With Mike Hearn stepping out from Bitcoin XT to work with the R3 CEV banking group on understanding blockchains. It is clear that the original idea of Bitcoin definitely is *not* dead, even to him. Without him at the helm the Bitcoin XT project may be dead (or dying – there are still active nodes), however there is already strong support for a new alternative called Bitcoin Classic, which aims to increase the block size limit and is offering democratic voting on it’s included features right on the website.
If anything Mike’s frustration and announcing the project dead may have actually helped move the situation along by bringing attention to the problems for the average user in both the network software and also the community discussion of proposed solutions by bringing more attention to the alternatives software projects such as Bitcoin Unlimited and Bitcoin Classic, as well as alternative venues for discussion such as /r/btc and the Bitcoin.com Forum.
So is Bitcoin Dead?

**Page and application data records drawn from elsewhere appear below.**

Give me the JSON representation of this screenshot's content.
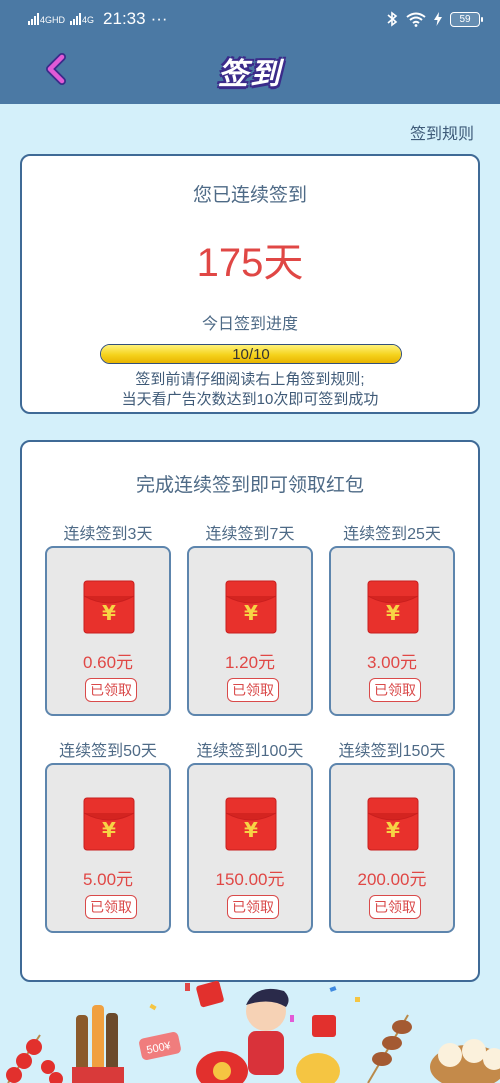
{
  "status_bar": {
    "signal_1": "4GHD",
    "signal_2": "4G",
    "time": "21:33",
    "more": "···",
    "battery": "59",
    "icons": [
      "bluetooth-icon",
      "wifi-icon",
      "charging-icon",
      "battery-icon"
    ]
  },
  "nav": {
    "title": "签到",
    "back_icon": "chevron-left-icon"
  },
  "rules_link": "签到规则",
  "streak": {
    "label": "您已连续签到",
    "value": "175天",
    "progress_label": "今日签到进度",
    "progress_text": "10/10",
    "progress_fraction": 1.0,
    "notice_line_1": "签到前请仔细阅读右上角签到规则;",
    "notice_line_2": "当天看广告次数达到10次即可签到成功"
  },
  "rewards": {
    "title": "完成连续签到即可领取红包",
    "items": [
      {
        "day_label": "连续签到3天",
        "amount": "0.60元",
        "status": "已领取"
      },
      {
        "day_label": "连续签到7天",
        "amount": "1.20元",
        "status": "已领取"
      },
      {
        "day_label": "连续签到25天",
        "amount": "3.00元",
        "status": "已领取"
      },
      {
        "day_label": "连续签到50天",
        "amount": "5.00元",
        "status": "已领取"
      },
      {
        "day_label": "连续签到100天",
        "amount": "150.00元",
        "status": "已领取"
      },
      {
        "day_label": "连续签到150天",
        "amount": "200.00元",
        "status": "已领取"
      }
    ]
  },
  "decoration": {
    "coin_label": "500¥"
  },
  "colors": {
    "header": "#4b79a4",
    "background": "#d4f0fa",
    "accent_red": "#e04745",
    "card_border": "#3f6a96",
    "progress_fill": "#f5d21c"
  }
}
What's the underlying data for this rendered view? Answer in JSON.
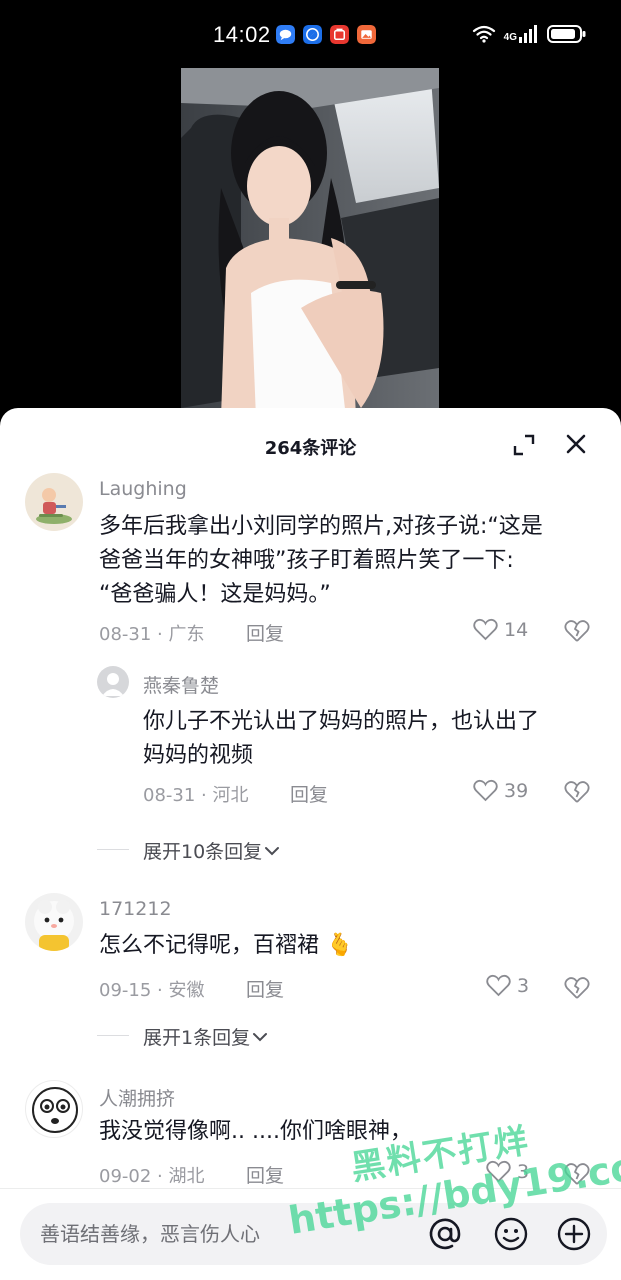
{
  "status_bar": {
    "time": "14:02",
    "network": "4G",
    "app_icons": [
      "message-app-icon",
      "browser-app-icon",
      "shopping-app-icon",
      "gallery-app-icon"
    ]
  },
  "sheet": {
    "title": "264条评论"
  },
  "comments": [
    {
      "user": "Laughing",
      "text_lines": [
        "多年后我拿出小刘同学的照片,对孩子说:“这是",
        "爸爸当年的女神哦”孩子盯着照片笑了一下:",
        "“爸爸骗人！这是妈妈。”"
      ],
      "meta": "08-31 · 广东",
      "reply_label": "回复",
      "likes": "14"
    },
    {
      "user": "燕秦鲁楚",
      "text_lines": [
        "你儿子不光认出了妈妈的照片，也认出了",
        "妈妈的视频"
      ],
      "meta": "08-31 · 河北",
      "reply_label": "回复",
      "likes": "39"
    },
    {
      "user": "171212",
      "text_lines": [
        "怎么不记得呢，百褶裙 🫰"
      ],
      "meta": "09-15 · 安徽",
      "reply_label": "回复",
      "likes": "3"
    },
    {
      "user": "人潮拥挤",
      "text_lines": [
        "我没觉得像啊..  ....你们啥眼神，"
      ],
      "meta": "09-02 · 湖北",
      "reply_label": "回复",
      "likes": "3"
    }
  ],
  "more_replies": [
    {
      "label": "展开10条回复"
    },
    {
      "label": "展开1条回复"
    }
  ],
  "input": {
    "placeholder": "善语结善缘，恶言伤人心"
  },
  "watermark": {
    "line1": "黑料不打烊",
    "line2": "https://bdy19.co"
  },
  "colors": {
    "text_primary": "#161823",
    "text_secondary": "#8a8b91",
    "watermark": "#48d696"
  }
}
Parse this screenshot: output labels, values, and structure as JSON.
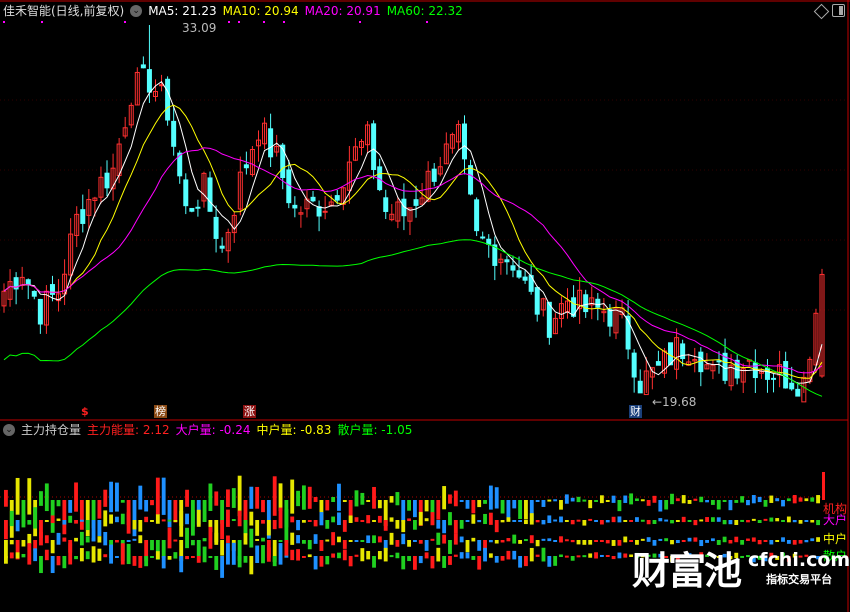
{
  "header": {
    "stock_name": "佳禾智能(日线,前复权)",
    "ma": [
      {
        "label": "MA5: 21.23",
        "color": "#ffffff"
      },
      {
        "label": "MA10: 20.94",
        "color": "#ffff00"
      },
      {
        "label": "MA20: 20.91",
        "color": "#ff00ff"
      },
      {
        "label": "MA60: 22.32",
        "color": "#00ff00"
      }
    ]
  },
  "annotations": {
    "high_label": "33.09",
    "low_label": "←19.68",
    "markers": [
      {
        "text": "$",
        "color": "#ff2020",
        "bg": "transparent"
      },
      {
        "text": "榜",
        "color": "#ffffff",
        "bg": "#8b4a14"
      },
      {
        "text": "涨",
        "color": "#ffffff",
        "bg": "#8b1010"
      },
      {
        "text": "财",
        "color": "#ffffff",
        "bg": "#1a3f7a"
      }
    ]
  },
  "indicator": {
    "title": "主力持仓量",
    "values": [
      {
        "label": "主力能量: 2.12",
        "color": "#ff2020"
      },
      {
        "label": "大户量: -0.24",
        "color": "#ff00ff"
      },
      {
        "label": "中户量: -0.83",
        "color": "#ffff00"
      },
      {
        "label": "散户量: -1.05",
        "color": "#00ff00"
      }
    ],
    "right_labels": [
      {
        "text": "机构",
        "color": "#ff2020"
      },
      {
        "text": "大户",
        "color": "#ff00ff"
      },
      {
        "text": "中户",
        "color": "#ffff00"
      },
      {
        "text": "散户",
        "color": "#00ff00"
      }
    ]
  },
  "watermark": {
    "brand": "财富池",
    "url": "cfchi.com",
    "tagline": "指标交易平台"
  },
  "colors": {
    "up": "#ff3030",
    "down": "#54ffff",
    "border": "#c00000"
  },
  "chart_data": {
    "type": "candlestick",
    "y_range": [
      19.68,
      33.09
    ],
    "key_closes": [
      23.4,
      24.2,
      22.7,
      23.4,
      26.0,
      27.1,
      27.8,
      30.7,
      31.1,
      30.0,
      26.3,
      27.1,
      24.9,
      27.4,
      29.4,
      28.2,
      26.3,
      26.5,
      26.7,
      28.2,
      28.9,
      26.3,
      26.2,
      27.1,
      28.2,
      28.9,
      25.3,
      24.9,
      24.5,
      23.1,
      22.3,
      23.1,
      22.7,
      22.7,
      22.3,
      20.1,
      20.5,
      21.3,
      21.4,
      20.3,
      20.7,
      20.9,
      20.5,
      20.3,
      20.1,
      24.0
    ],
    "candles_between_keys": 3
  }
}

Wherever you stand on the block size limit debate, it is clear that change is overdue for both the Bitcoin client and the overall leadership of the project as a whole. AVC sums up what I think will happen best in his post Bitcoin is Dead, Long Live Bitcoin:
I personally believe we will see a fork accepted by the mining community at some point this year. And that will come with a new set of core developers and some governance about how decisions are made among that core developer team. But it could well take a massive collapse in the price of Bitcoin, breakdowns in the Bitcoin network, or worse to get there. And all of that could cause the whole house of cards to come crashing down. Anything is possible. Even the return of Satoshi to fix things as an AVC regular suggested to me in an email this morning.
Bitcoin has always been declared an “experiment”, and always could fail if there were some fatal undiscovered flaw, but you could say that about most projects and companies at inception. When you are six years into attempting to build a global payment (or commodity) network, with the potential to completely revolutionise some very entrenched and powerful organisations there are bound to be growing pains and that is how I see the recent challenges.
With all that said, Bitcoin is very much alive, and the experiment continues. How many other digital tokens do you know that are worth in excess of $300, have been declared the best performing currency of 2015, and have a network of personal and business users spanning the entire globe? It would take a lot more than one failed change proposal to kill Bitcoin entirely.